Most clergy will tell you that it’s in parish ministry that they deal with a wide range of people facing a wide range of problems. It’s where many of the ordained experience their greatest periods of growth, developing empathy and understanding, listening to and advising everyday lay people struggling with a diverse set of complex issues. In healthy denominations, those who make episcopal appointments highly value parish work and sometimes insist that before being promoted, a minister or priest devote many years to ‘toiling in the trenches’ before being considered for an ‘office’ or ‘desk’ job.’ Cordileone studied in Rome for six years, a rarified environment in which Catholic clergy enjoy exalted status. For four years, his academic focus was largely on the church’s internal ‘canon law.’
When Cordileone returned to California (he’s a San Diego native), he became secretary to a bishop. A year later, he was named a judicial vicar and assigned to a parish. Then, it was back to the literal and figurative center of the Catholic power structure, Rome, when, for seven years, he worked at the Supreme Tribunal of the Apostolic Signatura, the Church’s highest canonical court. In 2002, he was back in the US, was ordained a bishop, and soon was promoted to head the Oakland Diocese and, three years later, the San Francisco Archdiocese.
As an archbishop, Cordileone enjoys wide latitude (as all the men in the church hierarchy do) when it comes to how and where he spends his time and energy. Perhaps unsurprisingly, he chooses to affiliate himself with notably ‘bureaucratic’ groups. For example, Cordileone is a member of the United States Conference of Catholic Bishops (USCCB) Committee for Canonical Affairs and Church Governance, the USCCB Subcommittee on the Catechism, and the USCCB Eucharistic Revival Bishops’ Advisory Group. He’s also on the boards of the Catholic Insurance Company, a theological institute, and the Catholic Healthcare Leaders Association and is the “Prior of the American Delegation of the Sacred Military Constantinian Order of Saint George.”

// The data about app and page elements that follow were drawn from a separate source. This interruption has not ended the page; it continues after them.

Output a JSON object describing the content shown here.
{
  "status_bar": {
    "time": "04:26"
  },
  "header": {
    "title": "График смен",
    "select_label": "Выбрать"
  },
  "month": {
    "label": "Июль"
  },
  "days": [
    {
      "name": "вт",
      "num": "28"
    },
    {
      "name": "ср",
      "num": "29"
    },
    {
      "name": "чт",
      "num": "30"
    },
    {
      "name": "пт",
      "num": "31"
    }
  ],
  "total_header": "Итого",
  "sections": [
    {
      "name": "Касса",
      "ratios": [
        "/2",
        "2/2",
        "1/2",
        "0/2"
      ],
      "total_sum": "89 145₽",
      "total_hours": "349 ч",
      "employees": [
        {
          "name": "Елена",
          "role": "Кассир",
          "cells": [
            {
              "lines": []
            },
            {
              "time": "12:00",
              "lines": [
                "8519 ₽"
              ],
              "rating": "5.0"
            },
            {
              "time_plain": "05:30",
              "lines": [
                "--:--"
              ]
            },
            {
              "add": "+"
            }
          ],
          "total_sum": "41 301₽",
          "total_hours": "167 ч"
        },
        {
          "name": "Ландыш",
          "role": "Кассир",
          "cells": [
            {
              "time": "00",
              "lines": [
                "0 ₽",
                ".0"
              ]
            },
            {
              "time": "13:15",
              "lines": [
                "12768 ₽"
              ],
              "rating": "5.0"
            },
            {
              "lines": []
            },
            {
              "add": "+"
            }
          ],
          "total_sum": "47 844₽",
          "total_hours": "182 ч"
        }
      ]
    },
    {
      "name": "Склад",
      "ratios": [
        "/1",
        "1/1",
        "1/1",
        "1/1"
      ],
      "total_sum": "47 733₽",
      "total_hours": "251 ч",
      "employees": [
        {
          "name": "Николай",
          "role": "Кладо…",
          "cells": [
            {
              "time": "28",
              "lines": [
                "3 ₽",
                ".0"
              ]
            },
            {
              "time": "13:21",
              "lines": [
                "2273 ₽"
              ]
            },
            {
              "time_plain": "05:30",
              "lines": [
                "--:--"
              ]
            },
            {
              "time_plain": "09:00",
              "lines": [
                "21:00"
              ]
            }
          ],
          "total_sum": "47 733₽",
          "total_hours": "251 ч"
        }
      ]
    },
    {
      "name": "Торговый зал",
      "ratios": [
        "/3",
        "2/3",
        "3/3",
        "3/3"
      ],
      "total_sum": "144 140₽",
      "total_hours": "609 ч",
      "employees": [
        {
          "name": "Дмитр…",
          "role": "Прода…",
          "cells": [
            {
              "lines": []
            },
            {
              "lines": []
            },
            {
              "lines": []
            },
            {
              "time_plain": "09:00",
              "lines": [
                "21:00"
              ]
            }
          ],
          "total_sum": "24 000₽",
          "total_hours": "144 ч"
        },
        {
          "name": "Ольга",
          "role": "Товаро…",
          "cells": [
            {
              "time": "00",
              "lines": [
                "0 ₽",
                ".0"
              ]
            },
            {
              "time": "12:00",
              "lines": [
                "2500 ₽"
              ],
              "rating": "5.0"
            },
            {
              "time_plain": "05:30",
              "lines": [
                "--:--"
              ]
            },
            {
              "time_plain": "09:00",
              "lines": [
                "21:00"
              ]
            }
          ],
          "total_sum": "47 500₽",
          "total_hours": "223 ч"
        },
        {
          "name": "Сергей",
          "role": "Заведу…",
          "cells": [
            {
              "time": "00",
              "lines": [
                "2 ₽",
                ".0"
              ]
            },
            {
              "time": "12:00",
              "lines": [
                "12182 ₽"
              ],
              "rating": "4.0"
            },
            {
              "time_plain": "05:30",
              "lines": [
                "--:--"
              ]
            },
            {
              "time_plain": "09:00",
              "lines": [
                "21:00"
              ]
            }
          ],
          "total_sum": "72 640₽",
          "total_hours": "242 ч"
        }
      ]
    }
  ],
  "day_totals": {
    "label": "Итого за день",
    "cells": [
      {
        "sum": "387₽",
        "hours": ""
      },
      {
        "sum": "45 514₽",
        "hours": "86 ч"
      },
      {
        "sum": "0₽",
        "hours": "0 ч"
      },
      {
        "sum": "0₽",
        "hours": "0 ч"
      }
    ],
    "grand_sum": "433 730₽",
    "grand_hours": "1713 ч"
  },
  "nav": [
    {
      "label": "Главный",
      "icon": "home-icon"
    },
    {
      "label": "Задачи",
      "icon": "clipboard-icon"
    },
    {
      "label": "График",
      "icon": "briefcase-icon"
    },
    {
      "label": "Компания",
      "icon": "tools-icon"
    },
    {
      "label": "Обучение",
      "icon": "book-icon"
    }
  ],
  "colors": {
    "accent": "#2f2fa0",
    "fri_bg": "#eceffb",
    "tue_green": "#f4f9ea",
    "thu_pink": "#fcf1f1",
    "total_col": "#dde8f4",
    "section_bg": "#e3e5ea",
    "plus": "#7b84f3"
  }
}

Again, there’s, of course, nothing wrong with these organizations or these positions. But we at Horowitz Law think it’s telling that rather than work primarily to help desperate and struggling individuals like refugees, immigrants, prisoners, the poor, the homeless, and the marginalized, Cordileone uses his education and skills to work mostly on procedural, administrative, and internal church matters. In our view, this may be one reason why – when it comes to vulnerable kids and wounded victims – Cordileone even now continues his self-serving, reckless, secretive, and callous ways.
Horowitz Law is a law firm representing victims and survivors of sexual abuse by religious authority figures and other clergy. If you need a lawyer because you were sexually abused by a member of a religious organization, contact us today at 888-283-9922 or [email protected] to discuss your options today. Our lawyers have decades of experience representing survivors of clergy sexual abuse nationwide. We can help.